Important nerves, vessels, and other structures

The supraorbital neurovascular bundle emerges on each side from the supraorbital foramen, which is located 2.7 cm from the midline, at the junction of the medial one-third and the lateral two-thirds of the superior margin of the orbital bone. From here, the supraorbital neurovascular bundle pierces the corrugator supercilii and then pierces the surface of frontalis higher up on the forehead. The supraorbital nerve and vessels ramify into branches that innervate the forehead and scalp back to the vertex.

The supratrochlear neurovascular bundle lies more medially and is smaller. The supratrochlear nerve is a branch of the frontal nerve, which is derived from the ophthalmic division of the trigeminal cranial nerve (V). It is located 1.7 cm from the midline and 0.8 cm anterior to the supraorbital nerve. After exiting the orbit under the medial 1 cm of the brow, between the pulley of the superior oblique muscle and the supraorbital foramen, the supraorbital neurovascular bundle curves up on to the forehead close to the bone and beneath the corrugator supercilii and frontalis. It then divides into branches that pierce these muscles and ramify to supply the skin of the lower mid-forehead including the central brow, the skin of the upper eyelid, and the conjunctiva.

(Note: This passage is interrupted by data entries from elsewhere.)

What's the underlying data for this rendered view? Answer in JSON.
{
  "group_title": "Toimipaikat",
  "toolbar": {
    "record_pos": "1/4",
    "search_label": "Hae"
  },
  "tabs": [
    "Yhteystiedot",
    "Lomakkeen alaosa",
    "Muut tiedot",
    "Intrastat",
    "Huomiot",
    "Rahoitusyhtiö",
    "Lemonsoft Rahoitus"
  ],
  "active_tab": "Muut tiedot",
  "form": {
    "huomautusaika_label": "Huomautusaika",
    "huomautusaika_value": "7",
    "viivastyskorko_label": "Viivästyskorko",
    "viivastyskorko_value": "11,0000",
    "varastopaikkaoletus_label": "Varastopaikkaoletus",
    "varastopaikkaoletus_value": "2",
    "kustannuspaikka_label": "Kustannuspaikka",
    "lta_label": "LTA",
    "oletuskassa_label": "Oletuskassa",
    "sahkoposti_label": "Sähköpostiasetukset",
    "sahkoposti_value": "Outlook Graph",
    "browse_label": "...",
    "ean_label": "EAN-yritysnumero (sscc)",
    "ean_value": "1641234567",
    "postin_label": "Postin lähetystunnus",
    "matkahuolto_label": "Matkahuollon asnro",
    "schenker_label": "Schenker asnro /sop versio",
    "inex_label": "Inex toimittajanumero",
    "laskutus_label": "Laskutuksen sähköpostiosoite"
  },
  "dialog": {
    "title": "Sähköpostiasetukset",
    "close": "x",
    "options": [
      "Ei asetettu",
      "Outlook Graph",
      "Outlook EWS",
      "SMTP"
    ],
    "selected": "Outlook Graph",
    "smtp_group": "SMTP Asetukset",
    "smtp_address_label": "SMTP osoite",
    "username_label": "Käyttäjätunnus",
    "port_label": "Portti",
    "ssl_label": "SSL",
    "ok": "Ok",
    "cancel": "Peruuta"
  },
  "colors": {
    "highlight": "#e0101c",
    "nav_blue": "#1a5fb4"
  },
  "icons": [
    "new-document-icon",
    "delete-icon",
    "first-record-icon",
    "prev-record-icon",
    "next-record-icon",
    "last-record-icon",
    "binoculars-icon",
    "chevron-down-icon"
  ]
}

It is also important to be aware of the structure of the eyelids. They are multilayered with the middle layer consisting of a sheet of connective tissue known as the orbital septum, which extends to the rim of the bony orbit. The septum thickens as it inserts onto the orbital rim and this thickening is referred to as the arcus marginalis.

Decision-making: selection and preparation of filler product, selection of injection plane

General considerations

The glabella and central brow are anatomically unforgiving areas in regards to both safety and aesthetic considerations.

To ensure safety, it is necessary to visualize the location of vital structures such as nerves and vessels, and to take measures to avoid them when injecting fillers or neuromodulators.

In regard to aesthetics, the slightest overfilling or misplacement of a fraction of a milliliter of filler within the glabella and central brow can cause suboptimal results. It is therefore recommended that HA fillers be used, as contour correction can be performed if needed by removing them in part or fully by the injection of hyaluronidase. Dilution of fillers with saline and / or lidocaine suspension makes them easier to spread with post-injection tissue molding to achieve smooth contours. This is because dilution reduces filler viscosity. Dilution is best performed with the aid of a sterile two-way female-to-female adaptor to which the syringe of filler and another syringe containing the diluent can be attached.

An understanding of structural and functional anatomy and of the physicochemical characteristics of fillers – including the flow-related (rheologic) properties of elasticity (G prime) and viscosity that predict their behavior – informs the selection of appropriate filler products and injection techniques to achieve optimal results (see Box 14.1, Tables 14.1 and 14.2; see also Figs 14.214.6).